• [What you need to do] What is needed is a verbatim copy of every record below, with the pictures left out.

Records drawn from a dataset
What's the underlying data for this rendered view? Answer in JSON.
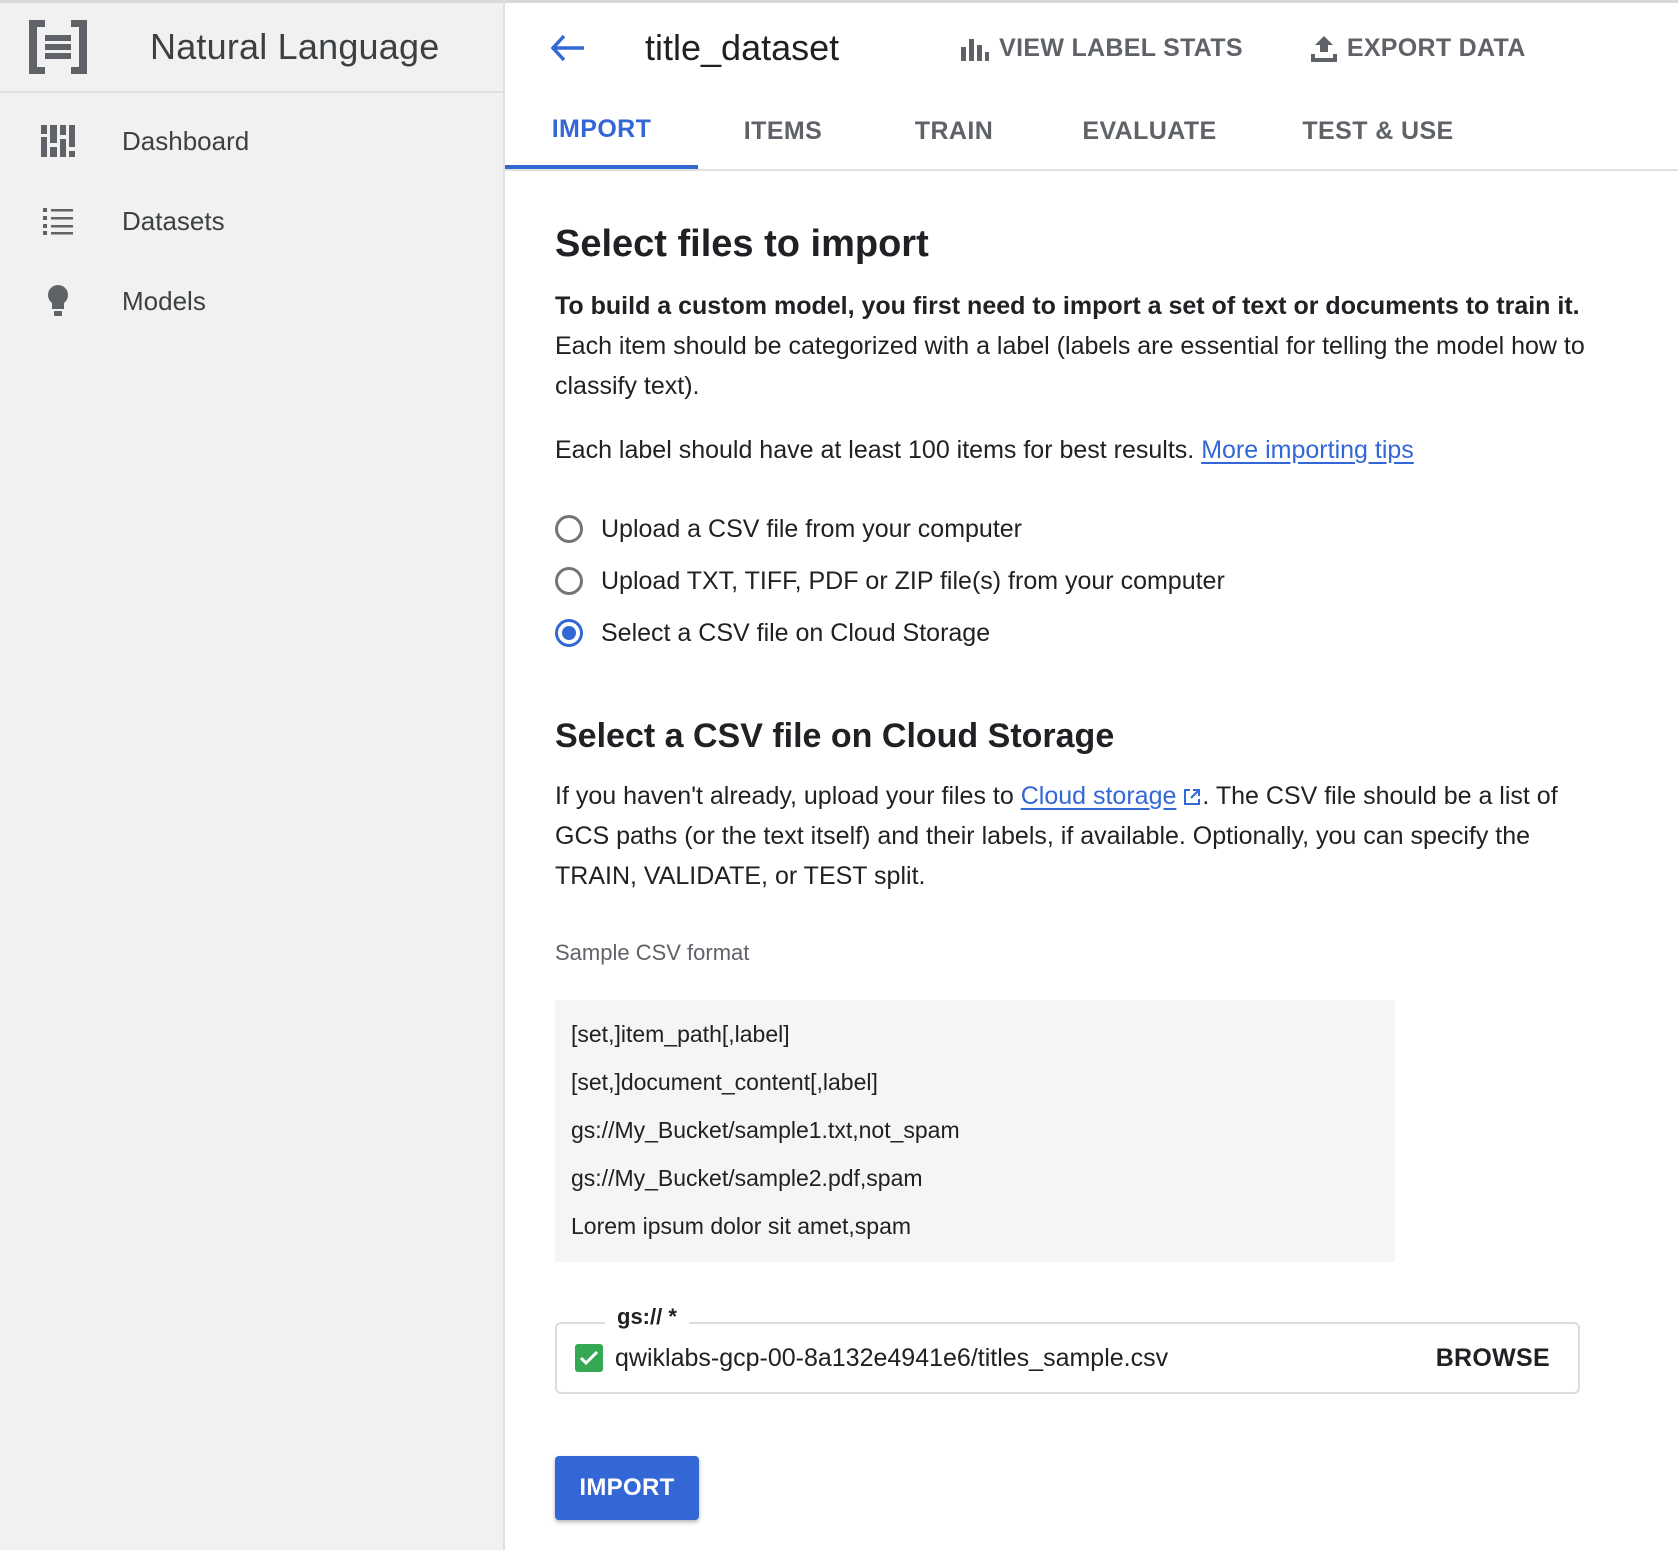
{
  "app": {
    "title": "Natural Language",
    "logo_icon": "natural-language-logo"
  },
  "sidebar": {
    "items": [
      {
        "label": "Dashboard",
        "icon": "dashboard-icon"
      },
      {
        "label": "Datasets",
        "icon": "list-icon"
      },
      {
        "label": "Models",
        "icon": "lightbulb-icon"
      }
    ]
  },
  "header": {
    "dataset_name": "title_dataset",
    "view_label_stats": "VIEW LABEL STATS",
    "export_data": "EXPORT DATA"
  },
  "tabs": [
    "IMPORT",
    "ITEMS",
    "TRAIN",
    "EVALUATE",
    "TEST & USE"
  ],
  "active_tab": "IMPORT",
  "content": {
    "title": "Select files to import",
    "intro_bold": "To build a custom model, you first need to import a set of text or documents to train it.",
    "intro_rest": "Each item should be categorized with a label (labels are essential for telling the model how to classify text).",
    "tip_text": "Each label should have at least 100 items for best results.",
    "tip_link": "More importing tips",
    "radio_options": [
      {
        "label": "Upload a CSV file from your computer",
        "checked": false
      },
      {
        "label": "Upload TXT, TIFF, PDF or ZIP file(s) from your computer",
        "checked": false
      },
      {
        "label": "Select a CSV file on Cloud Storage",
        "checked": true
      }
    ],
    "csv_section": {
      "title": "Select a CSV file on Cloud Storage",
      "desc_before": "If you haven't already, upload your files to",
      "desc_link": "Cloud storage",
      "desc_after": ". The CSV file should be a list of GCS paths (or the text itself) and their labels, if available. Optionally, you can specify the TRAIN, VALIDATE, or TEST split."
    },
    "sample_label": "Sample CSV format",
    "sample_lines": [
      "[set,]item_path[,label]",
      "[set,]document_content[,label]",
      "gs://My_Bucket/sample1.txt,not_spam",
      "gs://My_Bucket/sample2.pdf,spam",
      "Lorem ipsum dolor sit amet,spam"
    ],
    "gs_field": {
      "legend": "gs:// *",
      "value": "qwiklabs-gcp-00-8a132e4941e6/titles_sample.csv",
      "browse": "BROWSE"
    },
    "import_button": "IMPORT"
  },
  "colors": {
    "accent": "#3367d6",
    "check_green": "#34a853",
    "sidebar_bg": "#f1f1f1"
  }
}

• [Solution]
What's the underlying data for this rendered view? Answer in JSON.
{
  "app": {
    "title": "Natural Language",
    "logo_icon": "natural-language-logo"
  },
  "sidebar": {
    "items": [
      {
        "label": "Dashboard",
        "icon": "dashboard-icon"
      },
      {
        "label": "Datasets",
        "icon": "list-icon"
      },
      {
        "label": "Models",
        "icon": "lightbulb-icon"
      }
    ]
  },
  "header": {
    "dataset_name": "title_dataset",
    "view_label_stats": "VIEW LABEL STATS",
    "export_data": "EXPORT DATA"
  },
  "tabs": [
    "IMPORT",
    "ITEMS",
    "TRAIN",
    "EVALUATE",
    "TEST & USE"
  ],
  "active_tab": "IMPORT",
  "content": {
    "title": "Select files to import",
    "intro_bold": "To build a custom model, you first need to import a set of text or documents to train it.",
    "intro_rest": "Each item should be categorized with a label (labels are essential for telling the model how to classify text).",
    "tip_text": "Each label should have at least 100 items for best results.",
    "tip_link": "More importing tips",
    "radio_options": [
      {
        "label": "Upload a CSV file from your computer",
        "checked": false
      },
      {
        "label": "Upload TXT, TIFF, PDF or ZIP file(s) from your computer",
        "checked": false
      },
      {
        "label": "Select a CSV file on Cloud Storage",
        "checked": true
      }
    ],
    "csv_section": {
      "title": "Select a CSV file on Cloud Storage",
      "desc_before": "If you haven't already, upload your files to",
      "desc_link": "Cloud storage",
      "desc_after": ". The CSV file should be a list of GCS paths (or the text itself) and their labels, if available. Optionally, you can specify the TRAIN, VALIDATE, or TEST split."
    },
    "sample_label": "Sample CSV format",
    "sample_lines": [
      "[set,]item_path[,label]",
      "[set,]document_content[,label]",
      "gs://My_Bucket/sample1.txt,not_spam",
      "gs://My_Bucket/sample2.pdf,spam",
      "Lorem ipsum dolor sit amet,spam"
    ],
    "gs_field": {
      "legend": "gs:// *",
      "value": "qwiklabs-gcp-00-8a132e4941e6/titles_sample.csv",
      "browse": "BROWSE"
    },
    "import_button": "IMPORT"
  },
  "colors": {
    "accent": "#3367d6",
    "check_green": "#34a853",
    "sidebar_bg": "#f1f1f1"
  }
}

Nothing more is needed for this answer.